Dataset rows for apps and sites
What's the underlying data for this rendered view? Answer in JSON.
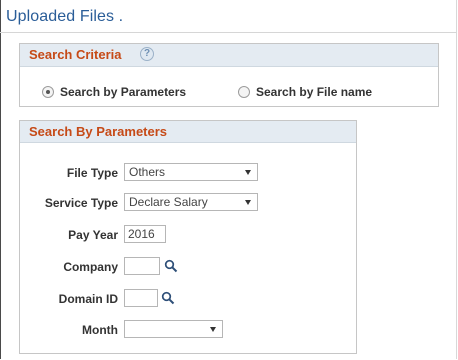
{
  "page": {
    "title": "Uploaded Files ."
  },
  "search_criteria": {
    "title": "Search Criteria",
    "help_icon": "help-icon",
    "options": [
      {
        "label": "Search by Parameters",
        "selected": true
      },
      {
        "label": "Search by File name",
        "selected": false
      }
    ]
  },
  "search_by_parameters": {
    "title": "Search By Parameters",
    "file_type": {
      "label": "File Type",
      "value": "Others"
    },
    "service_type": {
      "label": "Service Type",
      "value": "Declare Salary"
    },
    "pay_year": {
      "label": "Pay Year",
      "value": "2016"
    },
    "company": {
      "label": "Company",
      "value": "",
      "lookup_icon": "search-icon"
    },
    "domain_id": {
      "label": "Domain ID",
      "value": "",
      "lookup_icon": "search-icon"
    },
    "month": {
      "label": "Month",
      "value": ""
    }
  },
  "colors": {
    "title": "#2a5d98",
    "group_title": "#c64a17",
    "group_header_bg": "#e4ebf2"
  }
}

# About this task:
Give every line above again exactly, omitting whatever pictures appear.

# Written answer:
What's the underlying data for this rendered view? Answer in JSON.
{
  "page": {
    "title": "Uploaded Files ."
  },
  "search_criteria": {
    "title": "Search Criteria",
    "help_icon": "help-icon",
    "options": [
      {
        "label": "Search by Parameters",
        "selected": true
      },
      {
        "label": "Search by File name",
        "selected": false
      }
    ]
  },
  "search_by_parameters": {
    "title": "Search By Parameters",
    "file_type": {
      "label": "File Type",
      "value": "Others"
    },
    "service_type": {
      "label": "Service Type",
      "value": "Declare Salary"
    },
    "pay_year": {
      "label": "Pay Year",
      "value": "2016"
    },
    "company": {
      "label": "Company",
      "value": "",
      "lookup_icon": "search-icon"
    },
    "domain_id": {
      "label": "Domain ID",
      "value": "",
      "lookup_icon": "search-icon"
    },
    "month": {
      "label": "Month",
      "value": ""
    }
  },
  "colors": {
    "title": "#2a5d98",
    "group_title": "#c64a17",
    "group_header_bg": "#e4ebf2"
  }
}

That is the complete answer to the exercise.